## Records
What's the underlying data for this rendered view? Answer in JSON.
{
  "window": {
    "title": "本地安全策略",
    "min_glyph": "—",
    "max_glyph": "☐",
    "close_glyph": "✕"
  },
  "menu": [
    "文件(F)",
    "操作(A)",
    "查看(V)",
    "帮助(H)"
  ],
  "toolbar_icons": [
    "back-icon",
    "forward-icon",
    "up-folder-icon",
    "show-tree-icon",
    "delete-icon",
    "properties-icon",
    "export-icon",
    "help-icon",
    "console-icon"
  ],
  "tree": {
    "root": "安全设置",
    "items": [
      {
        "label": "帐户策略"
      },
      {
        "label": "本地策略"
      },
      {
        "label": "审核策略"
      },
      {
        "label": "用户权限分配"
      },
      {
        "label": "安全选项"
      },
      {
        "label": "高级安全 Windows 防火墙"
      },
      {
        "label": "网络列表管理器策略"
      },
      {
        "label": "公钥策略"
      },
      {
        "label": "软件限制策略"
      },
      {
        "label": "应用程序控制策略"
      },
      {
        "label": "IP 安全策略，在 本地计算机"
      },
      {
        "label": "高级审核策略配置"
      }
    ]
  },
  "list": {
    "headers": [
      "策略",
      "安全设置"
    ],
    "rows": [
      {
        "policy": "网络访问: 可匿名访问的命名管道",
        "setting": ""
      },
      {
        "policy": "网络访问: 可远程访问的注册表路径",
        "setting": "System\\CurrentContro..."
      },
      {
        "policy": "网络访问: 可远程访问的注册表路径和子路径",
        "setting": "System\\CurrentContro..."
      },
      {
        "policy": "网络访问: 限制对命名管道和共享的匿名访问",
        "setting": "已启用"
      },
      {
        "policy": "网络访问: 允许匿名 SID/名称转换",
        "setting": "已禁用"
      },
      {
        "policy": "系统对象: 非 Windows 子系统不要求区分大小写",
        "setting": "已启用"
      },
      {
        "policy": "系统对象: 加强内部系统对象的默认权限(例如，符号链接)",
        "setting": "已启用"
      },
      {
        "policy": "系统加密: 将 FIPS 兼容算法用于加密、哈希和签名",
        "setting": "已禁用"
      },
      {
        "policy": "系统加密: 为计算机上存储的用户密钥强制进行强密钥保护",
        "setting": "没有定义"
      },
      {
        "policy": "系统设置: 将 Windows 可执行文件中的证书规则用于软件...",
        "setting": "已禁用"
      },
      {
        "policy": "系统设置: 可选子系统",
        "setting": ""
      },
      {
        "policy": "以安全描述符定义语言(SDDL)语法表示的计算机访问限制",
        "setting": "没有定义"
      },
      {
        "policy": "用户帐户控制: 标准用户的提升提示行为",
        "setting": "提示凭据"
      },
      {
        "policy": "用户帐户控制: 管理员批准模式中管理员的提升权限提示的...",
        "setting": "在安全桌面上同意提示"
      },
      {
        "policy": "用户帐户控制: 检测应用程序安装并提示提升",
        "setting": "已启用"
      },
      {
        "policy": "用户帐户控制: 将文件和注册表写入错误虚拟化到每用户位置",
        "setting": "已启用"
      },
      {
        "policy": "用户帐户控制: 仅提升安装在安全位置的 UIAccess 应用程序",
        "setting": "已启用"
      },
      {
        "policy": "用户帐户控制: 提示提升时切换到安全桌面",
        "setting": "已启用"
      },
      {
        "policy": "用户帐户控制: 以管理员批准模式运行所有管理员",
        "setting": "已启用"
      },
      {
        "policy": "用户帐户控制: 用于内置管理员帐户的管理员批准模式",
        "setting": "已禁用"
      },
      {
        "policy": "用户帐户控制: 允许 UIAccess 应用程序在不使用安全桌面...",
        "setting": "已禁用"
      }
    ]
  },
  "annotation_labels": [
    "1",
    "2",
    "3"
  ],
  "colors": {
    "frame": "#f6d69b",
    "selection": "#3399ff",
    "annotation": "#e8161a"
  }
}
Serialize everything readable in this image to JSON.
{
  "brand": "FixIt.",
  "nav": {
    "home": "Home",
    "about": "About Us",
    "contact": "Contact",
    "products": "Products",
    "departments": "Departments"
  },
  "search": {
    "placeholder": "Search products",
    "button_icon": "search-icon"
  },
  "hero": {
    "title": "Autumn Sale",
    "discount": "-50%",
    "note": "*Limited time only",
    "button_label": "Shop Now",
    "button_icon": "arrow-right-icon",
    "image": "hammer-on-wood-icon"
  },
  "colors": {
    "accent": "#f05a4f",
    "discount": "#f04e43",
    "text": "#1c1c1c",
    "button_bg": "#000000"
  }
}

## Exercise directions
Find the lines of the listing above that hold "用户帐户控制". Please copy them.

## Written solution
        "policy": "用户帐户控制: 标准用户的提升提示行为",
        "policy": "用户帐户控制: 管理员批准模式中管理员的提升权限提示的...",
        "policy": "用户帐户控制: 检测应用程序安装并提示提升",
        "policy": "用户帐户控制: 将文件和注册表写入错误虚拟化到每用户位置",
        "policy": "用户帐户控制: 仅提升安装在安全位置的 UIAccess 应用程序",
        "policy": "用户帐户控制: 提示提升时切换到安全桌面",
        "policy": "用户帐户控制: 以管理员批准模式运行所有管理员",
        "policy": "用户帐户控制: 用于内置管理员帐户的管理员批准模式",
        "policy": "用户帐户控制: 允许 UIAccess 应用程序在不使用安全桌面...",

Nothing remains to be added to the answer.